Segment Start: Records for processing

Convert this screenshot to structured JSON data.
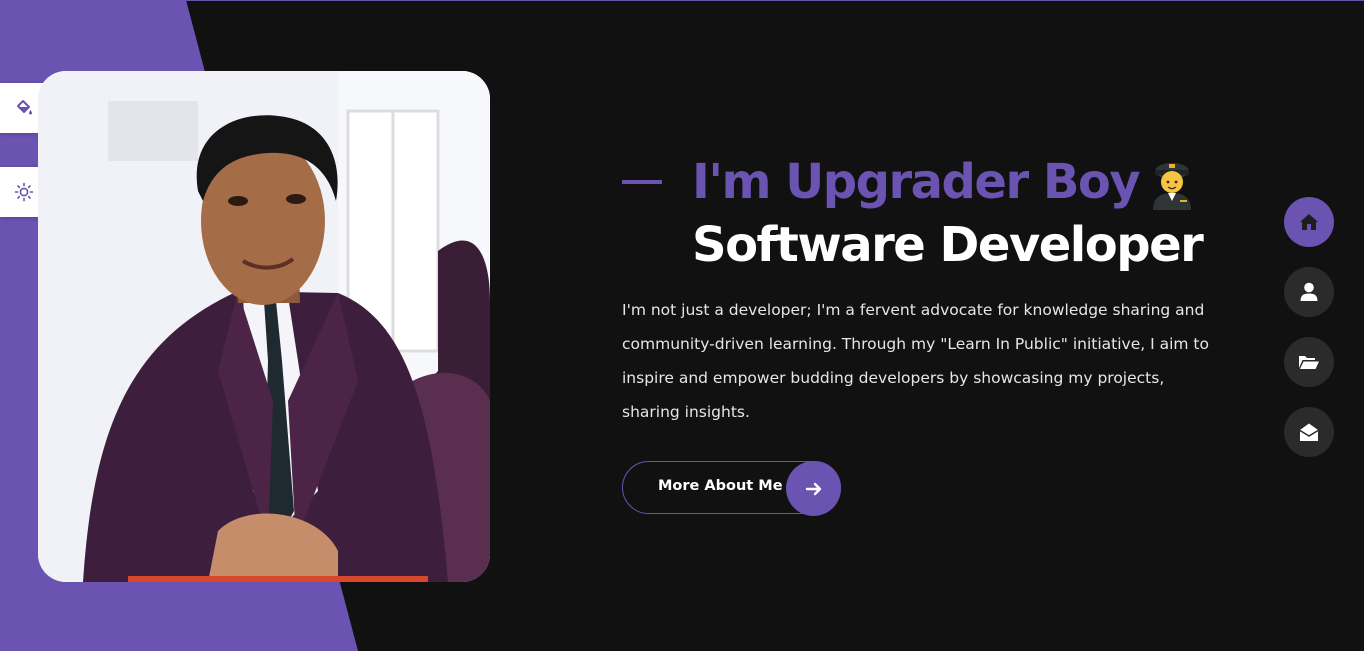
{
  "hero": {
    "intro": "I'm Upgrader Boy",
    "role": "Software Developer",
    "emoji_icon": "pilot-emoji",
    "description": "I'm not just a developer; I'm a fervent advocate for knowledge sharing and community-driven learning. Through my \"Learn In Public\" initiative, I aim to inspire and empower budding developers by showcasing my projects, sharing insights.",
    "button_label": "More About Me"
  },
  "tools": [
    {
      "icon": "paint-bucket-icon"
    },
    {
      "icon": "sun-icon"
    }
  ],
  "nav": [
    {
      "icon": "home-icon",
      "active": true
    },
    {
      "icon": "user-icon",
      "active": false
    },
    {
      "icon": "folder-open-icon",
      "active": false
    },
    {
      "icon": "envelope-open-icon",
      "active": false
    }
  ],
  "colors": {
    "accent": "#6a53b1",
    "background": "#111111",
    "nav_inactive": "#2b2b2b",
    "text": "#ffffff"
  }
}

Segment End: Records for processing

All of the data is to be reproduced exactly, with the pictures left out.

Convert this screenshot to structured JSON data.
{
  "hero": {
    "intro": "I'm Upgrader Boy",
    "role": "Software Developer",
    "emoji_icon": "pilot-emoji",
    "description": "I'm not just a developer; I'm a fervent advocate for knowledge sharing and community-driven learning. Through my \"Learn In Public\" initiative, I aim to inspire and empower budding developers by showcasing my projects, sharing insights.",
    "button_label": "More About Me"
  },
  "tools": [
    {
      "icon": "paint-bucket-icon"
    },
    {
      "icon": "sun-icon"
    }
  ],
  "nav": [
    {
      "icon": "home-icon",
      "active": true
    },
    {
      "icon": "user-icon",
      "active": false
    },
    {
      "icon": "folder-open-icon",
      "active": false
    },
    {
      "icon": "envelope-open-icon",
      "active": false
    }
  ],
  "colors": {
    "accent": "#6a53b1",
    "background": "#111111",
    "nav_inactive": "#2b2b2b",
    "text": "#ffffff"
  }
}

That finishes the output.